The "scheme to defraud" element of the offense of mail fraud is not defined according to technical standards; there are no hard and fast rules. United States v. Bruce, 488 F.2d 1224 (5th Cir.1973). The scheme need not be fraudulent on its face, it need only involve fraudulent representations or omissions reasonably calculated to deceive persons of ordinary prudence and comprehension. In this case misrepresentations abound. Customers were touted with nonexistent television advertising, nonexistent manifold daily inquiries, nonexistent co-listees, and a nonexistent computer. They were induced to purchase unavailable services and had their concerns lulled by false representations. The latter has been found to be a strong indication of fraud in § 1341 cases, United States v. Netterville, 553 F.2d 903 (5th Cir.1977), as have reckless promises of performance which have no factual basis or reasonable expectation. United States v. Cohen, 516 F.2d 1358 (8th Cir.1975).
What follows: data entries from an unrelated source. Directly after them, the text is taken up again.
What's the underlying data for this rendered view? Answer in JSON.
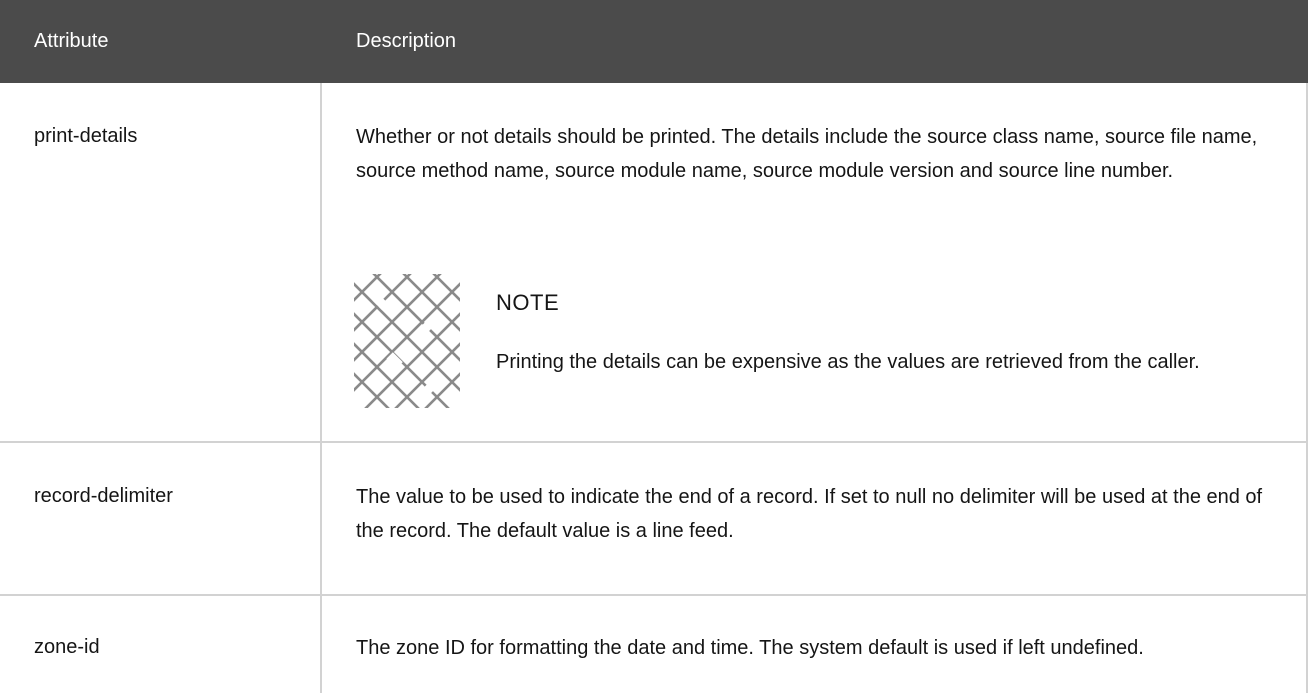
{
  "table": {
    "headers": {
      "attribute": "Attribute",
      "description": "Description"
    },
    "rows": [
      {
        "attribute": "print-details",
        "description": "Whether or not details should be printed. The details include the source class name, source file name, source method name, source module name, source module version and source line number.",
        "note": {
          "icon": "note-icon",
          "title": "NOTE",
          "text": "Printing the details can be expensive as the values are retrieved from the caller."
        }
      },
      {
        "attribute": "record-delimiter",
        "description": "The value to be used to indicate the end of a record. If set to null no delimiter will be used at the end of the record. The default value is a line feed."
      },
      {
        "attribute": "zone-id",
        "description": "The zone ID for formatting the date and time. The system default is used if left undefined."
      }
    ]
  },
  "colors": {
    "header_bg": "#4b4b4b",
    "header_text": "#ffffff",
    "grid": "#d2d2d2",
    "text": "#151515"
  }
}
The government contended that the entire operation reflected more than simply slipshod business practices, as urged by appellants, but was the product of a specific intent to defraud. The record contains credible evidence to support this contention. "The evidence need not exclude every reasonable hypothesis of innocence or be consistent only with a finding of guilt, since a jury is free to choose among reasonable constructions of the evidence." United States v. Robinson, 700 F.2d at 209. The record contains evidence sufficient to allow a reasonable juror, making the credibility choices that are within the jury's exclusive province, to conclude that the appellants acted with the requisite specific intent and entered into a fraudulent scheme.
Use of the Mails
In Pereira, the Supreme Court held that one causes the mails to be used when he "does an act with knowledge that the use of the mails will follow in the ordinary course of business, or where such use can reasonably be foreseen, even though not actually intended...." 347 U.S. at 8-9, 74 S.Ct. at 362-63. Appellants relied on several mailings in furtherance of their scheme. They communicated with their customers, they communicated with their creditors. The evidence suffices to permit a jury to draw reasonable inferences and conclude that appellants used the mails in a manner proscribed by the mail fraud statute. United States v. Alonzo.
All convictions are AFFIRMED.